=== Begin Enclosure ===
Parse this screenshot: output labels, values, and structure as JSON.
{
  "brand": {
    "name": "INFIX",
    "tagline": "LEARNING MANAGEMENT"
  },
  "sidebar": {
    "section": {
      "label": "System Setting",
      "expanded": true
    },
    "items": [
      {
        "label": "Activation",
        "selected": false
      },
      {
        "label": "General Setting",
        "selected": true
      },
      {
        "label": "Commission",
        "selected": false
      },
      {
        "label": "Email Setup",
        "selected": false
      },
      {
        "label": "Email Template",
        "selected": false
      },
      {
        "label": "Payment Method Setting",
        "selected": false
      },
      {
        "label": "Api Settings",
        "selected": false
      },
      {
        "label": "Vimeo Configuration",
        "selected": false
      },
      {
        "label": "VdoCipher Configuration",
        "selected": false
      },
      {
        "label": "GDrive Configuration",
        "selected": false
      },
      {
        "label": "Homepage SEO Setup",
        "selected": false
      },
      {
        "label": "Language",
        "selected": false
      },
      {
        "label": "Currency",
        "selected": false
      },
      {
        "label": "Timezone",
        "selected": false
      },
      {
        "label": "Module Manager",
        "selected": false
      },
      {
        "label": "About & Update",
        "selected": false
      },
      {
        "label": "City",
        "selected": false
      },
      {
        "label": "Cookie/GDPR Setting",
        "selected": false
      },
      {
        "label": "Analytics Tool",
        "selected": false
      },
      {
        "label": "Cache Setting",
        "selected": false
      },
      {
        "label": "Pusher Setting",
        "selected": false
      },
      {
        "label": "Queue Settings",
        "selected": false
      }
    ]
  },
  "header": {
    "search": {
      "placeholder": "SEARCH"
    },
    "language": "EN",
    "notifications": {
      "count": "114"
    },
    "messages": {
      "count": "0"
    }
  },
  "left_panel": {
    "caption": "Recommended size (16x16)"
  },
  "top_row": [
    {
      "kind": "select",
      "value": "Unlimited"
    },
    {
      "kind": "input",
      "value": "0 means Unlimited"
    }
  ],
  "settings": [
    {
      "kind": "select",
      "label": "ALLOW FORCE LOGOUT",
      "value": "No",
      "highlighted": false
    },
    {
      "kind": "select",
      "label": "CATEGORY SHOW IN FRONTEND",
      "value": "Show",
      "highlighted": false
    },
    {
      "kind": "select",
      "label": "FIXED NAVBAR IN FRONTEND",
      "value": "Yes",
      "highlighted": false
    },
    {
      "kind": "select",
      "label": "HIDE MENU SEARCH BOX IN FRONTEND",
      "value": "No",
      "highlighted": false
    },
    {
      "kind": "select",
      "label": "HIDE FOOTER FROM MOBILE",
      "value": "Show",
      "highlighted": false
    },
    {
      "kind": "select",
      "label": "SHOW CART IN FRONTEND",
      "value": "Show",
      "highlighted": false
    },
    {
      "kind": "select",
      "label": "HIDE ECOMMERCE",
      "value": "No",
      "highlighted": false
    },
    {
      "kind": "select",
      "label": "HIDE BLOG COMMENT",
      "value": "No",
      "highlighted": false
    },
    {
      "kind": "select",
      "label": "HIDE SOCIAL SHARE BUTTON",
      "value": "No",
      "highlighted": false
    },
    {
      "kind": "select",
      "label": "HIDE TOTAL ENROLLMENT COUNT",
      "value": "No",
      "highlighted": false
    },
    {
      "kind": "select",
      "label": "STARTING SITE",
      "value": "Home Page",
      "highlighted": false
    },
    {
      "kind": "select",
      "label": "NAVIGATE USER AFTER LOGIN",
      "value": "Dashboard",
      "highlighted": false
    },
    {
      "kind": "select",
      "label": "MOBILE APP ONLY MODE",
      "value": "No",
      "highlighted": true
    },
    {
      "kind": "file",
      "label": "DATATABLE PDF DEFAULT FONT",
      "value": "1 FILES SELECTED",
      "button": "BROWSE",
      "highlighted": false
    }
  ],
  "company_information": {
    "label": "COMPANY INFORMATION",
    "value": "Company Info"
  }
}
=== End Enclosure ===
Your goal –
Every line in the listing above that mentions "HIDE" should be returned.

Exercise result –
      "label": "HIDE MENU SEARCH BOX IN FRONTEND",
      "label": "HIDE FOOTER FROM MOBILE",
      "label": "HIDE ECOMMERCE",
      "label": "HIDE BLOG COMMENT",
      "label": "HIDE SOCIAL SHARE BUTTON",
      "label": "HIDE TOTAL ENROLLMENT COUNT",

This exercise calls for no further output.